Inspired by the plight of the Syrian refugees, the Irish singer-songwriter reveals how she created “a song to celebrate migration”
Ireland’s Wallis Bird has released five albums since 2007 and received frequent acclaim along the way, winning two Irish Meteor Awards (most recently for Best Female Artist), a German Music Authors’ Prize and two nominations for the Choice Music Prize, Ireland’s equivalent to the UK’s Mercury Prize. She was nominated as Artist of the Year at the 2019 International Folk Music Awards.
As The River Flows is a bold return, the first single to be taken from her new album, Woman, due out later this year. Hearing that the song tackles the complex issues of immigration, and is dedicated to Alan Kurdi (the three-year-old Syrian refugee whose drowned body was photographed in 2015 on a Turkish beach), we asked Wallis to delve deeper into its politically charged creation…
This is a song that practically wrote itself. It was what I call ‘dream state writing’. That kind of writing is rare and pure for me and acts as a kind of oracle. I leant a lot about myself from those songs. I was working on about 20 other songs in tandem and this was a pleasure that I kept referring to while concentrating on the others, so you can sense the free flow movement and the abandon because of that. I spent about two years chipping away at it, not trying to encase it or overly shape where it was going. The song definitely wanted me to make sure to chose my words correctly, and yet, when I tried to calm or metaphorise a line, it kept bringing me back: “Say what you’re saying, let it out.” I wasn’t pleased that I was writing such sad or angry lyrics, I also wasn’t pleased that I referred to Alan Kurdi personally, but it was determined to come out.

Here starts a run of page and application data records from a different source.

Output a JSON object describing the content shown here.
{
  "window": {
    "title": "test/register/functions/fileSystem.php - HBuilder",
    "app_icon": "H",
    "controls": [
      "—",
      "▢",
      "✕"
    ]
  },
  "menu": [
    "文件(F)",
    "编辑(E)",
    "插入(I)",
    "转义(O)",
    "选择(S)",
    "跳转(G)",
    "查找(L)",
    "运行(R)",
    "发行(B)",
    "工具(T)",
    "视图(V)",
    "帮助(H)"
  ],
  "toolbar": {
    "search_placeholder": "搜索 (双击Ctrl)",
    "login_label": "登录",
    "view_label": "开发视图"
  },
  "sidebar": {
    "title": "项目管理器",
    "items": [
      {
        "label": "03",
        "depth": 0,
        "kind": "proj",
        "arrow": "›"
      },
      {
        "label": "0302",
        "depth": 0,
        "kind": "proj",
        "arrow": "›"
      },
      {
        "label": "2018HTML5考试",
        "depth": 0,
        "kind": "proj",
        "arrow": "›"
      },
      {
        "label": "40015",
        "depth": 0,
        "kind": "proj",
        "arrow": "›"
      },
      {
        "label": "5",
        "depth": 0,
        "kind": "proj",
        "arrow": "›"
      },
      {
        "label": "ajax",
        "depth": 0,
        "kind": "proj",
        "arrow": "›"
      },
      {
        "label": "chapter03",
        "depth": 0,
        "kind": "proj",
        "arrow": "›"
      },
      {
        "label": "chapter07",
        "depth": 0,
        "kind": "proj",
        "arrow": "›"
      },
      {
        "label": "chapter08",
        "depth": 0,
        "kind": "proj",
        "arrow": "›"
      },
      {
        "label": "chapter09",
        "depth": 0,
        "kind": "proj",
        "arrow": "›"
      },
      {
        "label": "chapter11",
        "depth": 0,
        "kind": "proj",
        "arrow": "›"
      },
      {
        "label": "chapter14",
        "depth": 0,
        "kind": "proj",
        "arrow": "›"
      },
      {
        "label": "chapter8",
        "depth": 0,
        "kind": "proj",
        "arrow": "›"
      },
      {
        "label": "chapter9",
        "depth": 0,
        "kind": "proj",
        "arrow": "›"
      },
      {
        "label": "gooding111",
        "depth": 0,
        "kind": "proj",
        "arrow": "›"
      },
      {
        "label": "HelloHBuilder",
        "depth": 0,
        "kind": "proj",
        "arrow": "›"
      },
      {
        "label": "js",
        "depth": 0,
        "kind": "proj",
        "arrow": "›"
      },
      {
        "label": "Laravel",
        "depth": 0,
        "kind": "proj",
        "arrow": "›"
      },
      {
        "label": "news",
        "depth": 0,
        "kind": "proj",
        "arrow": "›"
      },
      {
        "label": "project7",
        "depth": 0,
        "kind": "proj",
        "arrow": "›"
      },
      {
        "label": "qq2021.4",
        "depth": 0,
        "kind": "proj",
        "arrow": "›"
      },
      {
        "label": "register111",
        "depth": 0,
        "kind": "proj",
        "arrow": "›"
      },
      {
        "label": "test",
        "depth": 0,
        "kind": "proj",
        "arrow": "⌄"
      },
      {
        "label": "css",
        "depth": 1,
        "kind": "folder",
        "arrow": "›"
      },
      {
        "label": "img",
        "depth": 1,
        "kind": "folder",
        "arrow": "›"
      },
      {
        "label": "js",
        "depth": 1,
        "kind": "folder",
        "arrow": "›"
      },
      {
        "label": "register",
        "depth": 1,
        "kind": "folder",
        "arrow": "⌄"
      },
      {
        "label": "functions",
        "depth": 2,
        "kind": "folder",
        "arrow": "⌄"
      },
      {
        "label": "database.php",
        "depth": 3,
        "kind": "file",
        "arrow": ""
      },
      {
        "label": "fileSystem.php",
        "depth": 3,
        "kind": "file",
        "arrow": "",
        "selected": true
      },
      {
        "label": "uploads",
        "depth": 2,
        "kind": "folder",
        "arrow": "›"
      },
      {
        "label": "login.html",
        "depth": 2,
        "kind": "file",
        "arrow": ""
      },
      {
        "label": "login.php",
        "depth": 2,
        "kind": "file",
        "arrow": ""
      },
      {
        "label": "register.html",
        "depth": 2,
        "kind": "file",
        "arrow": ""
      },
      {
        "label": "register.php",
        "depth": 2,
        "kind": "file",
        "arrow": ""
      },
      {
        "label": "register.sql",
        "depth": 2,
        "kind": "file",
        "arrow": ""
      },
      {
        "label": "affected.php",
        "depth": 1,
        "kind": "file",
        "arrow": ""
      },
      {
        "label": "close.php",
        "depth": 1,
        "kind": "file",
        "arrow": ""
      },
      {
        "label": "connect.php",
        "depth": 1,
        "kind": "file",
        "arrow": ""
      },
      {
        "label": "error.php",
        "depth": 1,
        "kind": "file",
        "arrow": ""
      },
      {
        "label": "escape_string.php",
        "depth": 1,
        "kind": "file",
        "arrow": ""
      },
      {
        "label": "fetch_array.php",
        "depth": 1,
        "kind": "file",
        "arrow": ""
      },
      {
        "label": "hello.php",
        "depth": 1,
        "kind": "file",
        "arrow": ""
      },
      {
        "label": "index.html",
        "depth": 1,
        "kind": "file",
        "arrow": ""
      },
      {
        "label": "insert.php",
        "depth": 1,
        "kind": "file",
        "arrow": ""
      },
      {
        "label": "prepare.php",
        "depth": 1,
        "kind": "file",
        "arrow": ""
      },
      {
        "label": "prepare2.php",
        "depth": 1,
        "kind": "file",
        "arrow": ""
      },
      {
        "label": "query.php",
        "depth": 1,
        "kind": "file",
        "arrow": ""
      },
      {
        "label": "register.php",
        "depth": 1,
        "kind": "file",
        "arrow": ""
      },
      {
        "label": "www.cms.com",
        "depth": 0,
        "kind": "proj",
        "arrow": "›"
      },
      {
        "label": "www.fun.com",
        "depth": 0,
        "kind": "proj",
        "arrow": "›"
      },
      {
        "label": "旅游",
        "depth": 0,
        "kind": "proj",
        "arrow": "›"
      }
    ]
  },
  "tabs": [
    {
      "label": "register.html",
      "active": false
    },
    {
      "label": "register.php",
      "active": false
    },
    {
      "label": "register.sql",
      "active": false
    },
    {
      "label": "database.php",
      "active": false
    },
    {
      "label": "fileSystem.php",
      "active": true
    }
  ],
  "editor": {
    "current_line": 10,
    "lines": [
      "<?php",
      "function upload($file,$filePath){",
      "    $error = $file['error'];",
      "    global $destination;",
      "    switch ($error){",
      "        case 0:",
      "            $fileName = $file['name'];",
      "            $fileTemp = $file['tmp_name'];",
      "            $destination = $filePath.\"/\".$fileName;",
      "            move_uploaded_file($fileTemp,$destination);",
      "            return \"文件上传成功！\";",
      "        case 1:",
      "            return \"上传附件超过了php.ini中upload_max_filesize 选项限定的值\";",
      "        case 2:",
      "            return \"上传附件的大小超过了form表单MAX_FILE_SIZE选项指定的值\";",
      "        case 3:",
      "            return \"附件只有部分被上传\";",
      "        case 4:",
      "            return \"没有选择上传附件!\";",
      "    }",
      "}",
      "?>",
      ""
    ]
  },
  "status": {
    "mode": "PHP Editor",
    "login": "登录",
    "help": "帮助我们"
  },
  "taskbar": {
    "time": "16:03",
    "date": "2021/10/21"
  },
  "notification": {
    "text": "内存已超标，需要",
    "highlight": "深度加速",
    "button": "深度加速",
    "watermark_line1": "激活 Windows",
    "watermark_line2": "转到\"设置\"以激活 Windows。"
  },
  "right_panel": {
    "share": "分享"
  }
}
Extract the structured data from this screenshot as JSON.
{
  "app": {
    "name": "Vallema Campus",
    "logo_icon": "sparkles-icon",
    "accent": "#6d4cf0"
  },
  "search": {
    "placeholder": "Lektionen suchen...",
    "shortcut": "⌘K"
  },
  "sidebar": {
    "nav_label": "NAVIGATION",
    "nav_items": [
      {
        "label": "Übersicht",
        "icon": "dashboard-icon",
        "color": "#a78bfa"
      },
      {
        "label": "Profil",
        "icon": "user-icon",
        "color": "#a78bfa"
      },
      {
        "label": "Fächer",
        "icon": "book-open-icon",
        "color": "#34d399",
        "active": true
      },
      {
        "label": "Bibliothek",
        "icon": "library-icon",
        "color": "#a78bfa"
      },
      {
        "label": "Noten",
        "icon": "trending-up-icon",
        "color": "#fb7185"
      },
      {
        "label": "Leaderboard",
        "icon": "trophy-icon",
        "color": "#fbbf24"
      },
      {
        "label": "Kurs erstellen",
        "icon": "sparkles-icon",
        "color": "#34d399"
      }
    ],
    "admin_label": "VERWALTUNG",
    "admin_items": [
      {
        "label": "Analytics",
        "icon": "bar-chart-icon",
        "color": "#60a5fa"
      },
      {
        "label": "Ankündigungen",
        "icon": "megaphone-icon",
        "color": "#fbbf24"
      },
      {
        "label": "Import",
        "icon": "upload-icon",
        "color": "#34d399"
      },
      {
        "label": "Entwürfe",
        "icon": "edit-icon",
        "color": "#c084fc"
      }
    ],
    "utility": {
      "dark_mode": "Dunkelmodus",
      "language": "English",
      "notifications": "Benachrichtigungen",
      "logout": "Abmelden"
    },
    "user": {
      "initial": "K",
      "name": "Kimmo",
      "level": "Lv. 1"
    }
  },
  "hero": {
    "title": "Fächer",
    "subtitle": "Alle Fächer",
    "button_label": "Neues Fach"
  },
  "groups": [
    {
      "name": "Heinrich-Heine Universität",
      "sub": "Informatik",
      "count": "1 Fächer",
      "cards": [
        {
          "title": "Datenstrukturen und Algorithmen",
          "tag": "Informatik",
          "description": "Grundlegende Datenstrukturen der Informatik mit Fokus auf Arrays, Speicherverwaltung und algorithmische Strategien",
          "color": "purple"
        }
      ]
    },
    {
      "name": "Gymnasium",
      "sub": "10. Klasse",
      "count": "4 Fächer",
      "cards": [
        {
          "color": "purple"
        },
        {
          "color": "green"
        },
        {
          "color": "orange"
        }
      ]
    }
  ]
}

So I just let it. It is a song to celebrate migration, yet to stand in awe and solidarity with migrants and fight ignorant racism in people and political agendas.
The song begins as a conversation to the world, explaining what I feel humans, in the planetary sense, are made of: energy and fluidity. By the second verse it moves to a conversation with the listener, we compare our lives with those who live elsewhere. The chorus explains where we go. The third verse brings us to a conversation between myself and a racist, then is projected at Brexiteers and the right-wing particularly. And finally, it lands on a hopeful element and returns to celebrate migrants, and their journey “overcoming mystery.”
The melody has a free flow, lines rolling into one another, representing water, there is so much to say on this subject so it rolls off. The chorus is the stamping foot, a protest. I repeat ‘to safety, to safety, to safety,’ to instil power that we are simply humans searching for safety – the very basis of humanity. The form of the songs is A A B A A C B B B. It was a natural progression.
It began as a piano song and arpeggiated synthesizer. It was rather ‘dancey’, then it emigrated to the piano on its own, and became regal and that’s where the ‘conversational’ second verse happened. Then it evolved across the guitar and that was when it began getting fast, that’s where the energy began pouring all over it. The guitar brought in the long builds. Lucas Herweg came into the song at this point. We asked Lucas to throw some ideas onto the song. And he really delivered. He introduced the abrupt stops and the extreme build and the hypnotic rhythm at the end, that was where the song came alive. When he sent it through and I can only say that I was screaming and bawling my eyes out by the end of it. My partner ran into the room because she thought something was wrong! Even right now as I think of it, I feel deep gratitude and pride for that moment at the end of the build. So much emotion was stored, and he played with that, then he let it go. And when I thought that was the release, then he introduced the snare, and I lost my life again! It got even more relentless! It was beautiful work on his behalf. He is instrumental in the production of this song. Before that, it was just one long rolling build, that passed you by. So I’m really thankful for that. The final build sees the chorus used as a mantra, repetition to build up strength to kick down the door. And finally, at the end of the build, I move from minor to major – success, bursting through, hope, continuation, elation, joy…
In The Studio
I recorded three versions in my home studio before I finally settled on piano and guitar – the guitar I recorded at home. Interestingly, there’s no bass on the song until the very end, so I’m very happy that the sound feels like it is already there. The piano was demoed on my Nord 3, then re-recorded with Marcus Wüst, my lifelong producing partner in Kleine Audiowelt. We originally tried many different versions of vocal, singing into the piano strings with a binaural style miking system that was interesting but shit! And as is often the case, we went with the demo vocal take because it was affected and apathetic when it should and shouldn’t be, which served the lyrics in an unusual way. Marcus added the strings and beautiful atmospheric and alarming field noises and synthesisers and Lucas added the synth bass at the end of the song. Dave Mette is the wonderful drummer.
I couldn’t be happier with this song. It’s immediately gratifying to me. And shows the wealth of beautifully talented people in my life. It’s a message that means the world to me and I hope that people listen to it and feel empathy, or feel angry about it, basically feel anything and think about themselves, this life and (I know it sounds over the top!) our humanity.